Welcome to my blog—unless you are a cockroach. If you are a cockroach, prepare to get crushed! As you can probably already tell, I hate bugs. I have nothing against smashing them flat and dead. However, I am also an environmentalist, and I don't like the idea of using potentially harmful chemicals to deter, kill or remove pests. If you feel the same way, this blog is for you. I am going to explore everything from natural remedies to get rid of bugs to tips on choosing an environmentally friendly pest control person. Whether you have mice, rat, cockroaches, ants or other pests, I hope this blog helps you get rid of them naturally and efficiently!
All you need to get rid of mice is to set mouse traps and wait, right? Well, this is usually the case. However, you may be taking a longer period than expected to catch mice in the home even with their droppings and odors all over the house. If your mouse traps are not catching any mice, the chances are that there is something you are doing wrong. Correctly setting up the traps can help to speed the process of getting rid of these annoying rodents in the home.
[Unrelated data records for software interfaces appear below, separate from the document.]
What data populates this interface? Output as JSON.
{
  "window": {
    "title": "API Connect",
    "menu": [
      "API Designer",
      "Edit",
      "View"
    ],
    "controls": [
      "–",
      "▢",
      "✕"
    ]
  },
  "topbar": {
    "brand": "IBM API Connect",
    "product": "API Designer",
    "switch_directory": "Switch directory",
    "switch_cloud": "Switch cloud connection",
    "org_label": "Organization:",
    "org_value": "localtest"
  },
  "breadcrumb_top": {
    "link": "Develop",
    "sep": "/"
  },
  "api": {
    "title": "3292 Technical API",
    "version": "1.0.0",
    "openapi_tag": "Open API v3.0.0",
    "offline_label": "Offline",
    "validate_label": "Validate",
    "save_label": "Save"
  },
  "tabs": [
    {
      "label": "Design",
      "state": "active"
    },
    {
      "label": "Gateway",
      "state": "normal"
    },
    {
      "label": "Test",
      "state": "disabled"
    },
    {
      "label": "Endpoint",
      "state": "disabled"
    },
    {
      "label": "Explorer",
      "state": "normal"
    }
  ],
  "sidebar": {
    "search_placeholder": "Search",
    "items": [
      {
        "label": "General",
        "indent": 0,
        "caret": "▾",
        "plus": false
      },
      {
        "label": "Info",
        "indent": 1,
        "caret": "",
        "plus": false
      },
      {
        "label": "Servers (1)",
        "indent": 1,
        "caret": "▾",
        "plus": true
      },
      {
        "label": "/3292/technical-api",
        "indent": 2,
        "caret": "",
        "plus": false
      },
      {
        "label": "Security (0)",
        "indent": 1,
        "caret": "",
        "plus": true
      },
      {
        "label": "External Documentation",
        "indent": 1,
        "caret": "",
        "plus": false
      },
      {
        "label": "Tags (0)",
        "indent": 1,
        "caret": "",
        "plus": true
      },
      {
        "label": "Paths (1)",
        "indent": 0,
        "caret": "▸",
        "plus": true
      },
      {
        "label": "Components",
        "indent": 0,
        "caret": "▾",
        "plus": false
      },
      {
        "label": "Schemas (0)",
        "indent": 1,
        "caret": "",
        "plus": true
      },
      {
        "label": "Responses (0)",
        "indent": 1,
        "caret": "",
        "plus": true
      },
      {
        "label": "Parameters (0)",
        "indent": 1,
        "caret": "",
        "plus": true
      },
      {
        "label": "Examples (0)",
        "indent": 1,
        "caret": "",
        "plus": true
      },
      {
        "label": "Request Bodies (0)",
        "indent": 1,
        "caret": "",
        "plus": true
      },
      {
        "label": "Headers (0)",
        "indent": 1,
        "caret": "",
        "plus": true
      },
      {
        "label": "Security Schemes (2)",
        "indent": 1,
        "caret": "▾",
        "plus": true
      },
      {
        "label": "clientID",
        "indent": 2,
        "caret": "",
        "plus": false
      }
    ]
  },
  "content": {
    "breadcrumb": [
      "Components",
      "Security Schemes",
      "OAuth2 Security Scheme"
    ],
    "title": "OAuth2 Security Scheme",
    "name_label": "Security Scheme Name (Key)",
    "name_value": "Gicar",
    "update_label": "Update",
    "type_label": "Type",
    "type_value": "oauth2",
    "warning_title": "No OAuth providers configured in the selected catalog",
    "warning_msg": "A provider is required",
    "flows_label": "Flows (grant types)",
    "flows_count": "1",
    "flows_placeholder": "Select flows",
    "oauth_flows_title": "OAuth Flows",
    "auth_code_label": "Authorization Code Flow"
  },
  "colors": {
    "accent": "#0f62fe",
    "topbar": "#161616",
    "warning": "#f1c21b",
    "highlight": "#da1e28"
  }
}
Here are some top mistakes that you may be making and the simple tips that can solve them.
Human Scent on the Traps
Mice are sensitive to human scent and can sense it on the traps if you use your bare hands to set them up. Once they feel the smell, they will stay away from the trap and frustrate your efforts to catch them. Instead of ruining the bait with your hands, make use of gloves when preparing the trap and anything that will go on it. This means that you should have hand gloves when handling food and washing dishes used for the food as well. Eliminate your scent from the bait and the trap, and this will increase your chances of catching the mice.
Using the Wrong Bait
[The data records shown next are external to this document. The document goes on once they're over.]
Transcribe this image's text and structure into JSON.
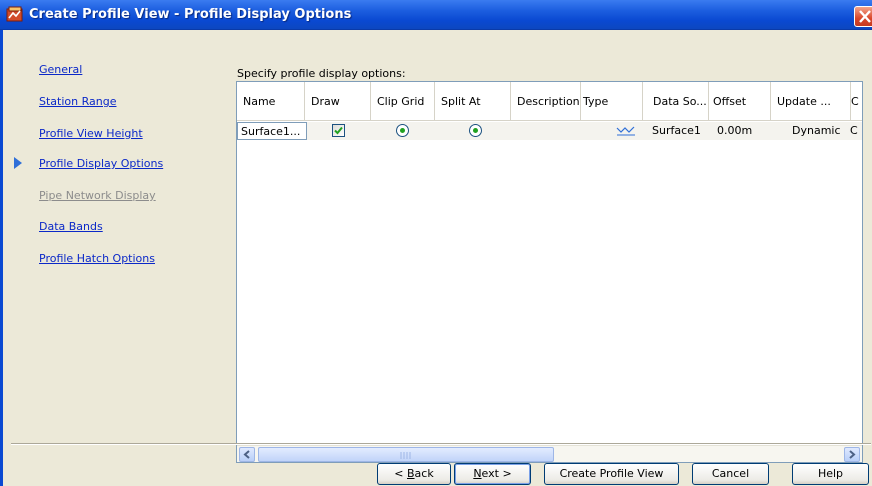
{
  "window": {
    "title": "Create Profile View - Profile Display Options",
    "title_bg": "#0a49d2",
    "close_icon": "close-icon"
  },
  "nav": {
    "items": [
      {
        "label": "General",
        "state": "link"
      },
      {
        "label": "Station Range",
        "state": "link"
      },
      {
        "label": "Profile View Height",
        "state": "link"
      },
      {
        "label": "Profile Display Options",
        "state": "current"
      },
      {
        "label": "Pipe Network Display",
        "state": "disabled"
      },
      {
        "label": "Data Bands",
        "state": "link"
      },
      {
        "label": "Profile Hatch Options",
        "state": "link"
      }
    ]
  },
  "main": {
    "instruction": "Specify profile display options:",
    "columns": [
      "Name",
      "Draw",
      "Clip Grid",
      "Split At",
      "Description",
      "Type",
      "Data So...",
      "Offset",
      "Update ...",
      "C"
    ],
    "rows": [
      {
        "name": "Surface1...",
        "draw": true,
        "clip_grid": true,
        "split_at": true,
        "description": "",
        "type_icon": "profile-type-icon",
        "data_source": "Surface1",
        "offset": "0.00m",
        "update": "Dynamic",
        "extra": "C"
      }
    ]
  },
  "buttons": {
    "back": {
      "pre": "< ",
      "key": "B",
      "post": "ack"
    },
    "next": {
      "pre": "",
      "key": "N",
      "post": "ext >"
    },
    "create": "Create Profile View",
    "cancel": "Cancel",
    "help": "Help"
  }
}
Not all types of food are suitable baits to catch a mouse. These pests are drawn to foods such as chocolate, peanut butter, and others that are rich in calories. During the cold season, they move indoors to build their nests and can be lured with items such as dental floss, cotton, and as they make perfect materials for building nests. Set up the materials in such a way that the trap will be triggered when the mouse tries to grab the item.
Placing Traps Incorrectly
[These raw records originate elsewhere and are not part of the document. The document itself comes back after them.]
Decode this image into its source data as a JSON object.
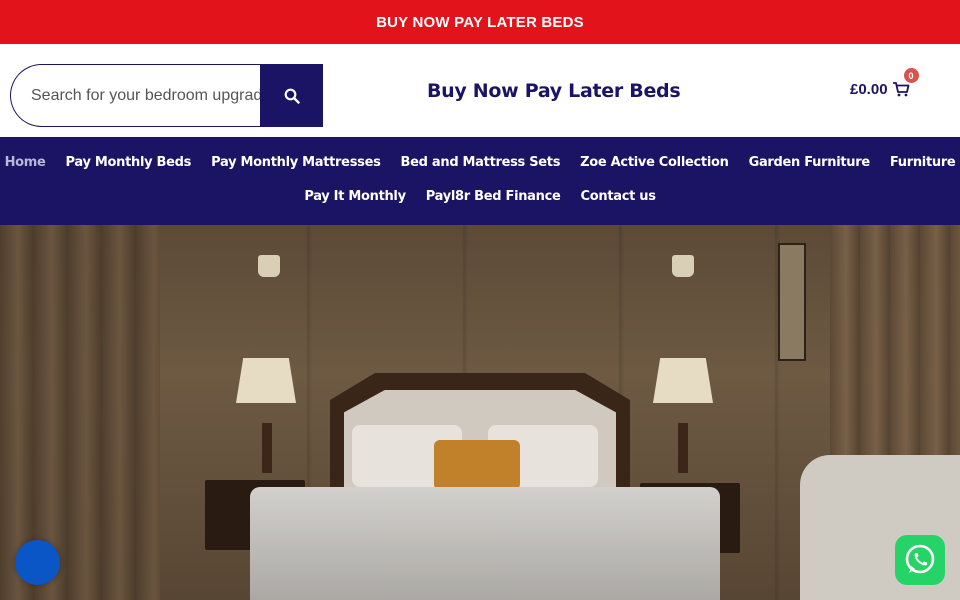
{
  "topbar": {
    "promo_text": "BUY NOW PAY LATER BEDS"
  },
  "header": {
    "search_placeholder": "Search for your bedroom upgrade",
    "site_title": "Buy Now Pay Later Beds",
    "cart_amount": "£0.00",
    "cart_count": "0"
  },
  "nav": {
    "row1": [
      {
        "label": "Home",
        "active": true
      },
      {
        "label": "Pay Monthly Beds"
      },
      {
        "label": "Pay Monthly Mattresses"
      },
      {
        "label": "Bed and Mattress Sets"
      },
      {
        "label": "Zoe Active Collection"
      },
      {
        "label": "Garden Furniture"
      },
      {
        "label": "Furniture"
      }
    ],
    "row2": [
      {
        "label": "Pay It Monthly"
      },
      {
        "label": "Payl8r Bed Finance"
      },
      {
        "label": "Contact us"
      }
    ]
  },
  "colors": {
    "promo_red": "#e3131b",
    "brand_navy": "#1b1464",
    "whatsapp_green": "#25d366",
    "chat_blue": "#0a56c7"
  },
  "icons": {
    "search": "search-icon",
    "cart": "cart-icon",
    "whatsapp": "whatsapp-icon",
    "chat": "chat-icon"
  }
}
You can take all the right measures to create an effective trap but fail in its placement. Mice fear open areas, so they tend to move around the walls and in dark areas. Place the traps along the walls where they usually travel. You can also put them in dark, hidden areas such as behind the cooker, in cabinets, and in the dark corners of the attic. Place the trap in a way that the side with the bait facers the wall to entice the mice to explore the trap rather than walking around it.
Set up as many traps as you can and be patient. Don't be quick to get rid of the traps, but allow the mice to get comfortable with the new objects in their territory. If the traps don't work, consider hiring a professional pest control company to take over.Share
6 September 2017